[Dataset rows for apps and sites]

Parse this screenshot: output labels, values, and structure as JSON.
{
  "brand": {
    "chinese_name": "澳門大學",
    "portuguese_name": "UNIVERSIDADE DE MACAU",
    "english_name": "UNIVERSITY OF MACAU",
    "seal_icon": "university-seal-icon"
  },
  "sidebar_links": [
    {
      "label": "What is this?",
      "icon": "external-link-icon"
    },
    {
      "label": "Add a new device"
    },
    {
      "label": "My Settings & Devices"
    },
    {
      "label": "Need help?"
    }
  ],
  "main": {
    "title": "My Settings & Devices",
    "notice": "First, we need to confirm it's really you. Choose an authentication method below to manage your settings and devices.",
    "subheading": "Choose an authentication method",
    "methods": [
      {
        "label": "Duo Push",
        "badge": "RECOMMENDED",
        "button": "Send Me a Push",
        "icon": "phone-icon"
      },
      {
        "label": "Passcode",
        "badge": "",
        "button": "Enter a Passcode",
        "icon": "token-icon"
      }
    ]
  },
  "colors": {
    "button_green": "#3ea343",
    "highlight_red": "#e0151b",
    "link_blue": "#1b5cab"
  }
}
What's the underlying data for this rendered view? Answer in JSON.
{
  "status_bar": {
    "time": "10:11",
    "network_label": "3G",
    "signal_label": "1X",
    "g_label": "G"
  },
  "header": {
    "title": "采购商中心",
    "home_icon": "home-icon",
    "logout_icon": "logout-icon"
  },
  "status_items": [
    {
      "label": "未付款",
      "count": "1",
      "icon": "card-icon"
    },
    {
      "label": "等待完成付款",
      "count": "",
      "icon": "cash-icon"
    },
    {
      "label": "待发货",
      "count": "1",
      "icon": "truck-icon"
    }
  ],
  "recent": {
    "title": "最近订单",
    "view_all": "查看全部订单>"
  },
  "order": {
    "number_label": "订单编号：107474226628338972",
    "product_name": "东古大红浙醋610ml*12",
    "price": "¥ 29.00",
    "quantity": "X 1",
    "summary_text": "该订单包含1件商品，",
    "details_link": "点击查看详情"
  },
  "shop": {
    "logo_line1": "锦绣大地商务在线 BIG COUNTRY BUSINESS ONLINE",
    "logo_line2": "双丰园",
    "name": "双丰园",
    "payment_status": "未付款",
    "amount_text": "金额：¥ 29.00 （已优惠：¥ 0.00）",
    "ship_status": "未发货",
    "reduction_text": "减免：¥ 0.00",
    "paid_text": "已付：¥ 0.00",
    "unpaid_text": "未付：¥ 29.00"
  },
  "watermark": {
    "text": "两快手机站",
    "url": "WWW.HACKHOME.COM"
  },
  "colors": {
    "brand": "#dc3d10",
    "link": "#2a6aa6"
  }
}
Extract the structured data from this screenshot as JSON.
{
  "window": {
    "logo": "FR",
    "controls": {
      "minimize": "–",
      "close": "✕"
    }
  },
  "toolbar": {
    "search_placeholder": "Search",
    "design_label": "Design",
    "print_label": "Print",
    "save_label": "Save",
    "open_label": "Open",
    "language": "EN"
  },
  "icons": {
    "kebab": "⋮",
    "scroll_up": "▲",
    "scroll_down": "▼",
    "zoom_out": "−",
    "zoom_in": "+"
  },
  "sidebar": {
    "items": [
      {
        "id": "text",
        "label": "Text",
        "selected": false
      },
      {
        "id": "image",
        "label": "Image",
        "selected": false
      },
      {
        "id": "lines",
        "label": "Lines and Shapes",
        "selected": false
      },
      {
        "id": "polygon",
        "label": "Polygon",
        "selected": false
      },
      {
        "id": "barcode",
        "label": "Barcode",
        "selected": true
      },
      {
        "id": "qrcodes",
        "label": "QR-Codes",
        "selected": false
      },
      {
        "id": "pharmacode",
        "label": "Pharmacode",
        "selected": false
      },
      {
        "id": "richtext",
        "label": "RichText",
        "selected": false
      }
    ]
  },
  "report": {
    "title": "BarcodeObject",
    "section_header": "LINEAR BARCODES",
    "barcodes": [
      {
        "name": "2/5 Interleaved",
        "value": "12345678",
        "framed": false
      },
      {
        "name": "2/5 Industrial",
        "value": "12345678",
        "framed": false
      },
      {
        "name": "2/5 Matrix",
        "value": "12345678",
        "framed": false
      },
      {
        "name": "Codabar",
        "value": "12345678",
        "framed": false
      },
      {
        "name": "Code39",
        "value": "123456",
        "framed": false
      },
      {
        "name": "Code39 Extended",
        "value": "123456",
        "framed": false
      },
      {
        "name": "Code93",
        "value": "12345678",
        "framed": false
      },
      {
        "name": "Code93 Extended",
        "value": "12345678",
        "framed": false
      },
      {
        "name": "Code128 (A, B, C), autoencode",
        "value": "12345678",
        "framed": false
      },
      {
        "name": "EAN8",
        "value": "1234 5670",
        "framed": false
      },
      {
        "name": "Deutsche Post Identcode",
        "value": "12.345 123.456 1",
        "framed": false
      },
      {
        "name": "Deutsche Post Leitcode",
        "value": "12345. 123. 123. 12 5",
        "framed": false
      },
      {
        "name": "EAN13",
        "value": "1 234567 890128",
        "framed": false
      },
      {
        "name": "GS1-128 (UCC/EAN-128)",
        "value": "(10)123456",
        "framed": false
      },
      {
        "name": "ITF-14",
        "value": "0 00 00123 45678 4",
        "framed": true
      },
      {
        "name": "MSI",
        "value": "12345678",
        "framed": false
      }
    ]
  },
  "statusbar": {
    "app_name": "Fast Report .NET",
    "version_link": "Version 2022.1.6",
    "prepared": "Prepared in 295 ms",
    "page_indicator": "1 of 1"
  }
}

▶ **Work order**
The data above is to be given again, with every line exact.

▶ **Result below**
Parse this screenshot: output labels, values, and structure as JSON.
{
  "brand": {
    "chinese_name": "澳門大學",
    "portuguese_name": "UNIVERSIDADE DE MACAU",
    "english_name": "UNIVERSITY OF MACAU",
    "seal_icon": "university-seal-icon"
  },
  "sidebar_links": [
    {
      "label": "What is this?",
      "icon": "external-link-icon"
    },
    {
      "label": "Add a new device"
    },
    {
      "label": "My Settings & Devices"
    },
    {
      "label": "Need help?"
    }
  ],
  "main": {
    "title": "My Settings & Devices",
    "notice": "First, we need to confirm it's really you. Choose an authentication method below to manage your settings and devices.",
    "subheading": "Choose an authentication method",
    "methods": [
      {
        "label": "Duo Push",
        "badge": "RECOMMENDED",
        "button": "Send Me a Push",
        "icon": "phone-icon"
      },
      {
        "label": "Passcode",
        "badge": "",
        "button": "Enter a Passcode",
        "icon": "token-icon"
      }
    ]
  },
  "colors": {
    "button_green": "#3ea343",
    "highlight_red": "#e0151b",
    "link_blue": "#1b5cab"
  }
}
What's the underlying data for this rendered view? Answer in JSON.
{
  "status_bar": {
    "time": "10:11",
    "network_label": "3G",
    "signal_label": "1X",
    "g_label": "G"
  },
  "header": {
    "title": "采购商中心",
    "home_icon": "home-icon",
    "logout_icon": "logout-icon"
  },
  "status_items": [
    {
      "label": "未付款",
      "count": "1",
      "icon": "card-icon"
    },
    {
      "label": "等待完成付款",
      "count": "",
      "icon": "cash-icon"
    },
    {
      "label": "待发货",
      "count": "1",
      "icon": "truck-icon"
    }
  ],
  "recent": {
    "title": "最近订单",
    "view_all": "查看全部订单>"
  },
  "order": {
    "number_label": "订单编号：107474226628338972",
    "product_name": "东古大红浙醋610ml*12",
    "price": "¥ 29.00",
    "quantity": "X 1",
    "summary_text": "该订单包含1件商品，",
    "details_link": "点击查看详情"
  },
  "shop": {
    "logo_line1": "锦绣大地商务在线 BIG COUNTRY BUSINESS ONLINE",
    "logo_line2": "双丰园",
    "name": "双丰园",
    "payment_status": "未付款",
    "amount_text": "金额：¥ 29.00 （已优惠：¥ 0.00）",
    "ship_status": "未发货",
    "reduction_text": "减免：¥ 0.00",
    "paid_text": "已付：¥ 0.00",
    "unpaid_text": "未付：¥ 29.00"
  },
  "watermark": {
    "text": "两快手机站",
    "url": "WWW.HACKHOME.COM"
  },
  "colors": {
    "brand": "#dc3d10",
    "link": "#2a6aa6"
  }
}
Extract the structured data from this screenshot as JSON.
{
  "window": {
    "logo": "FR",
    "controls": {
      "minimize": "–",
      "close": "✕"
    }
  },
  "toolbar": {
    "search_placeholder": "Search",
    "design_label": "Design",
    "print_label": "Print",
    "save_label": "Save",
    "open_label": "Open",
    "language": "EN"
  },
  "icons": {
    "kebab": "⋮",
    "scroll_up": "▲",
    "scroll_down": "▼",
    "zoom_out": "−",
    "zoom_in": "+"
  },
  "sidebar": {
    "items": [
      {
        "id": "text",
        "label": "Text",
        "selected": false
      },
      {
        "id": "image",
        "label": "Image",
        "selected": false
      },
      {
        "id": "lines",
        "label": "Lines and Shapes",
        "selected": false
      },
      {
        "id": "polygon",
        "label": "Polygon",
        "selected": false
      },
      {
        "id": "barcode",
        "label": "Barcode",
        "selected": true
      },
      {
        "id": "qrcodes",
        "label": "QR-Codes",
        "selected": false
      },
      {
        "id": "pharmacode",
        "label": "Pharmacode",
        "selected": false
      },
      {
        "id": "richtext",
        "label": "RichText",
        "selected": false
      }
    ]
  },
  "report": {
    "title": "BarcodeObject",
    "section_header": "LINEAR BARCODES",
    "barcodes": [
      {
        "name": "2/5 Interleaved",
        "value": "12345678",
        "framed": false
      },
      {
        "name": "2/5 Industrial",
        "value": "12345678",
        "framed": false
      },
      {
        "name": "2/5 Matrix",
        "value": "12345678",
        "framed": false
      },
      {
        "name": "Codabar",
        "value": "12345678",
        "framed": false
      },
      {
        "name": "Code39",
        "value": "123456",
        "framed": false
      },
      {
        "name": "Code39 Extended",
        "value": "123456",
        "framed": false
      },
      {
        "name": "Code93",
        "value": "12345678",
        "framed": false
      },
      {
        "name": "Code93 Extended",
        "value": "12345678",
        "framed": false
      },
      {
        "name": "Code128 (A, B, C), autoencode",
        "value": "12345678",
        "framed": false
      },
      {
        "name": "EAN8",
        "value": "1234 5670",
        "framed": false
      },
      {
        "name": "Deutsche Post Identcode",
        "value": "12.345 123.456 1",
        "framed": false
      },
      {
        "name": "Deutsche Post Leitcode",
        "value": "12345. 123. 123. 12 5",
        "framed": false
      },
      {
        "name": "EAN13",
        "value": "1 234567 890128",
        "framed": false
      },
      {
        "name": "GS1-128 (UCC/EAN-128)",
        "value": "(10)123456",
        "framed": false
      },
      {
        "name": "ITF-14",
        "value": "0 00 00123 45678 4",
        "framed": true
      },
      {
        "name": "MSI",
        "value": "12345678",
        "framed": false
      }
    ]
  },
  "statusbar": {
    "app_name": "Fast Report .NET",
    "version_link": "Version 2022.1.6",
    "prepared": "Prepared in 295 ms",
    "page_indicator": "1 of 1"
  }
}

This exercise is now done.